Friday, September 9, 2011

Conan: The Barbarian (3D)

I have quite fond childhood memories of Conan, the very ruthless, but soft-hearted Barbarian. The latest version of the Cimmerians’ legend however disappoints in a few big ways and to be honest, there's not a lot I can applaud director Marcus Nispel’s attempt for.

The first major flaw (and the most unforgiveable one for an action adventure) is the really stupid and unoriginal fight scenes: Sure you get treated to some grotesque samples of barbaric violence, but they don't really manage to distract one's attention from the monotonous and loud bashing of clunky swords – The fact that these incoherent fighting scenes are so frequent doesn’t help either.

"Sure you get treated to some grotesque samples of barbaric violence, but they don't really manage to distract one's attention from the monotonous and loud bashing of clunky swords."

This is made even more unbearable thanks to significantly bad cinematography that relies on an ill-advised zoomed-in effect, making it extremely difficult to figure out what is exactly transpiring. This gives the movie an odd old-school feel, but in this instance, it seems to be more a case of unintentional out-datedness rather than sheer directorial brilliance.

The issues don’t stop there however: Average dialogue can be forgiven in an action film, but also add to this horrible pacing, plot inconsistencies and a noticeably uneven screenplay – yes, Conan: The Barbarian really doesn't have a lot going for it.

"Conan: The Barbarian really doesn't have a lot going for it."

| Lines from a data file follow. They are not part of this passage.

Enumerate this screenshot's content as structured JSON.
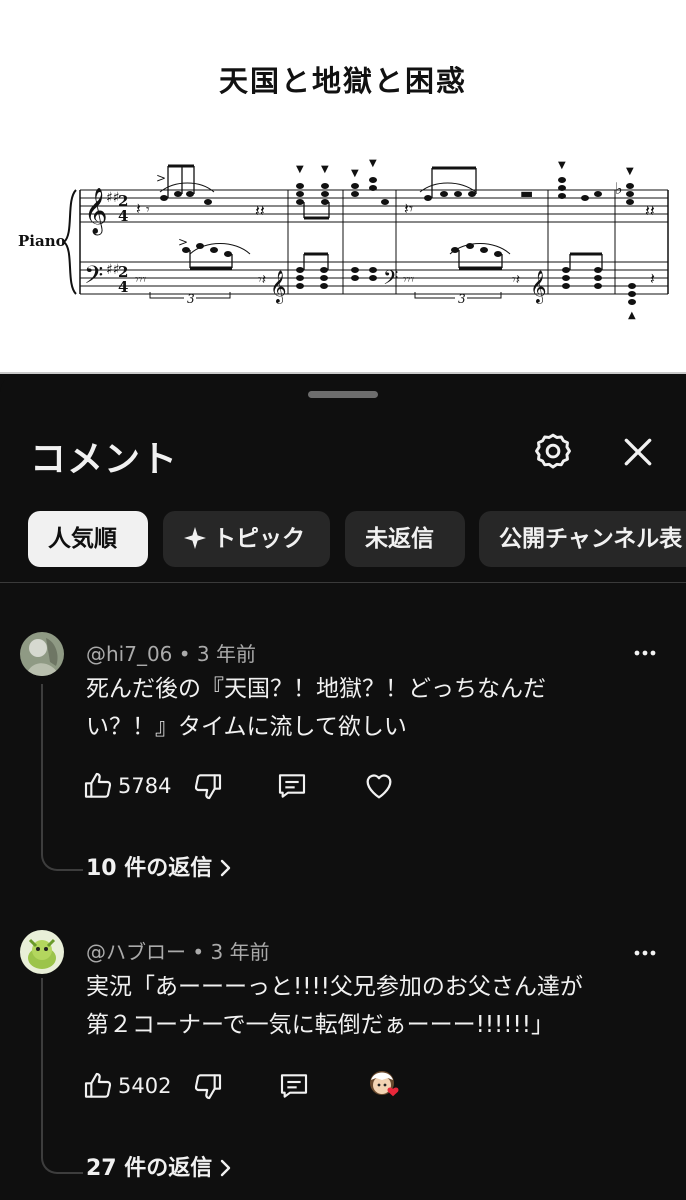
{
  "video": {
    "score_title": "天国と地獄と困惑",
    "instrument_label": "Piano",
    "tuplet_label": "3"
  },
  "comments_sheet": {
    "title": "コメント",
    "chips": [
      {
        "label": "人気順",
        "active": true
      },
      {
        "label": "トピック",
        "icon": "sparkle-icon",
        "active": false
      },
      {
        "label": "未返信",
        "active": false
      },
      {
        "label": "公開チャンネル表",
        "active": false
      }
    ],
    "comments": [
      {
        "author": "@hi7_06",
        "age": "3 年前",
        "text_lines": [
          "死んだ後の『天国？！地獄？！どっちなんだ",
          "い？！』タイムに流して欲しい"
        ],
        "likes": "5784",
        "replies": "10 件の返信",
        "creator_heart": false
      },
      {
        "author": "@ハブロー",
        "age": "3 年前",
        "text_lines": [
          "実況「あーーーっと!!!!父兄参加のお父さん達が",
          "第２コーナーで一気に転倒だぁーーー!!!!!!」"
        ],
        "likes": "5402",
        "replies": "27 件の返信",
        "creator_heart": true
      }
    ]
  },
  "colors": {
    "background": "#0f0f0f",
    "chip_bg": "#272727",
    "chip_active_bg": "#f1f1f1",
    "text_primary": "#f1f1f1",
    "text_secondary": "#aaaaaa",
    "heart_red": "#e8273a"
  }
}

You would think and pray that interesting characters might save the film, but once again, the film fails to deliver. Whilst the acting itself isn't too bad (taking into consideration the film's internal faults) the real dilemma comes with the extreme lack of character development. This results in the audience not experiencing any sense of emotional connection with the film's characters, leaving you wondering why you haven't left the cinema halfway through. I could probably highlight Rose McGowan’s (Grindhouse) performance as a practitioner of black magic, but that would feel a bit too forced for my tastes.

The cherry on top of this rotting cake is that the film is a complete waste of a 3D ticket, a statement I verified when I took off my 3D glasses and realized I was incapable of noticing any difference.

You really have to be a big fan of the Barbarian man to enjoy this one.

Conan has a lot to be angry about, but cinema goers have even more.

Highlight: I'll admit I got marginally excited when the CGI sand people appeared. I became sad again when I realized I still had to sit through 30 more minutes of this...

Rating: 1-and-a-half out of 5 Meerkat tails.